It seems that David Andrews has reconsidered his decision to sell his copy of the Good Friday agreement.
What good news. This probably means he won’t be selling assorted memos, letters, wallpaper or even toilet paper , but why on earth did he think this historic document was his to sell in the first place?
Andrews, as foreign minister, was fortunate enough to be present at the time when the savage conflict ended – at least for the moment – and in the course of his involvement, he came into possession of a historic State paper: a copy of the agreement signed by all participants. But for reasons best known to himself, Andrews came to believe that this historic paper was his own property rather than a document entrusted to him for future generations of Irish people.

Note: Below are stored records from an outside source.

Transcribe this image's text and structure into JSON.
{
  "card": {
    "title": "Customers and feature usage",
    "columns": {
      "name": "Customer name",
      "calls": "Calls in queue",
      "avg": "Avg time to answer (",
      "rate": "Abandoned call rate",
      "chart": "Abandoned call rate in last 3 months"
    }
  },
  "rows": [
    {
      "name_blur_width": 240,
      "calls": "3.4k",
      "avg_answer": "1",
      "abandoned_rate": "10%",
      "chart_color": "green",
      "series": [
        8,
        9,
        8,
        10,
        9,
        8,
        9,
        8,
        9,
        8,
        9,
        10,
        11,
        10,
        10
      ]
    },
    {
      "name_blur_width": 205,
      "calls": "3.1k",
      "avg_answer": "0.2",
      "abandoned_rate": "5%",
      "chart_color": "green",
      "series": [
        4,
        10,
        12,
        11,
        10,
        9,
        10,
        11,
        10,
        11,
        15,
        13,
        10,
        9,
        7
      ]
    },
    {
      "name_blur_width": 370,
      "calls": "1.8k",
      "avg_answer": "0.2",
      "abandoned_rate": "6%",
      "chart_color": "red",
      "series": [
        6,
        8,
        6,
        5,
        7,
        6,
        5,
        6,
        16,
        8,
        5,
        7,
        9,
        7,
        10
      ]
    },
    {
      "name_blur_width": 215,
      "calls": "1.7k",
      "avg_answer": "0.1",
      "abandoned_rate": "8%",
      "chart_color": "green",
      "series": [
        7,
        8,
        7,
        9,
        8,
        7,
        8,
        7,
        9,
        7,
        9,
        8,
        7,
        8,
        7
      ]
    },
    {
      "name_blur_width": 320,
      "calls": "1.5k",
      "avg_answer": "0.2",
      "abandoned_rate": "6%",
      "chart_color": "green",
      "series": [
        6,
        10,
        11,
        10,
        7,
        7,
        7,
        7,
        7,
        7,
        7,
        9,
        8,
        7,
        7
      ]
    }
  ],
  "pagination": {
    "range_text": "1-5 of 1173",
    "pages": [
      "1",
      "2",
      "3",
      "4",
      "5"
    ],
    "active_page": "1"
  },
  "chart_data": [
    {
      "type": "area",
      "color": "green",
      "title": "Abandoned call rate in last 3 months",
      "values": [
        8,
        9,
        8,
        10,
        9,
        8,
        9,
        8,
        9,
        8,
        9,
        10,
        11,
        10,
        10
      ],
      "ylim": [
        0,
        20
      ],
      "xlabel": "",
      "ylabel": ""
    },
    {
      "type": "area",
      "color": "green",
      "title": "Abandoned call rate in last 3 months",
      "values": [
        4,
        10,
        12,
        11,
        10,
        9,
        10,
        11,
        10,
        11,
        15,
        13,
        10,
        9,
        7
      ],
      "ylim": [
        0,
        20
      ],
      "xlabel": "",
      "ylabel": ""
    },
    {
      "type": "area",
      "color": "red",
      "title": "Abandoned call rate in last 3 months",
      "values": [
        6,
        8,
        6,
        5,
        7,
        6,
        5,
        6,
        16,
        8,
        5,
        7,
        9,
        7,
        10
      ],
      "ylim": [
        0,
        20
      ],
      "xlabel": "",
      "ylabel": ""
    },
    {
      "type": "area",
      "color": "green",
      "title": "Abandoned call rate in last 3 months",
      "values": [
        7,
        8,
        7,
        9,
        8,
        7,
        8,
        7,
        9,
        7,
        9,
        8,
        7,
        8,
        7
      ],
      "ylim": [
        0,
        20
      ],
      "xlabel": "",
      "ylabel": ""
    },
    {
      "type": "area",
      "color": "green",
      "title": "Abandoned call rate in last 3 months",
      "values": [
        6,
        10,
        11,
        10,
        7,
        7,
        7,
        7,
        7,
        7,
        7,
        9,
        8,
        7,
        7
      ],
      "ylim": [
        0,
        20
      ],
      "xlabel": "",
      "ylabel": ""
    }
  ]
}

It was a moment that everyone present took pride in and rightly so, but David Andrews, for reasons best known to himself, tried to cash in on it, by selling a document that properly belonged to the Irish people.
Am I surprised? No. That’s Fianna Fáil for you, though to be fair to Andrews, his attempt to raise a couple of grand by flogging something he doesn’t have rights over fades to insignificance compared to the things his party colleagues sold such as, for example, all our natural energy resources, our economic independence and our national self-respect.
In the annals of political gobshitery, David Andrews will never rival his leader, Bertie Ahern, or the incomparable Biffo, but perhaps even in that fact he diminishes himself a little more. What on earth was he thinking of, and more to the point, what must the other participants in the negotiations be thinking? Can you imagine George Mitchell or John de Chastelain trying to flog their copies of this document?
It’s not as if Ireland’s reputation is riding high internationally, and yet here is our former foreign minister trying to raise a few euros selling a document that ought to be in the national archives, not secretly placed in the hands of an auctioneer.
I cringe for him.
Elsewhere: Brian Lucey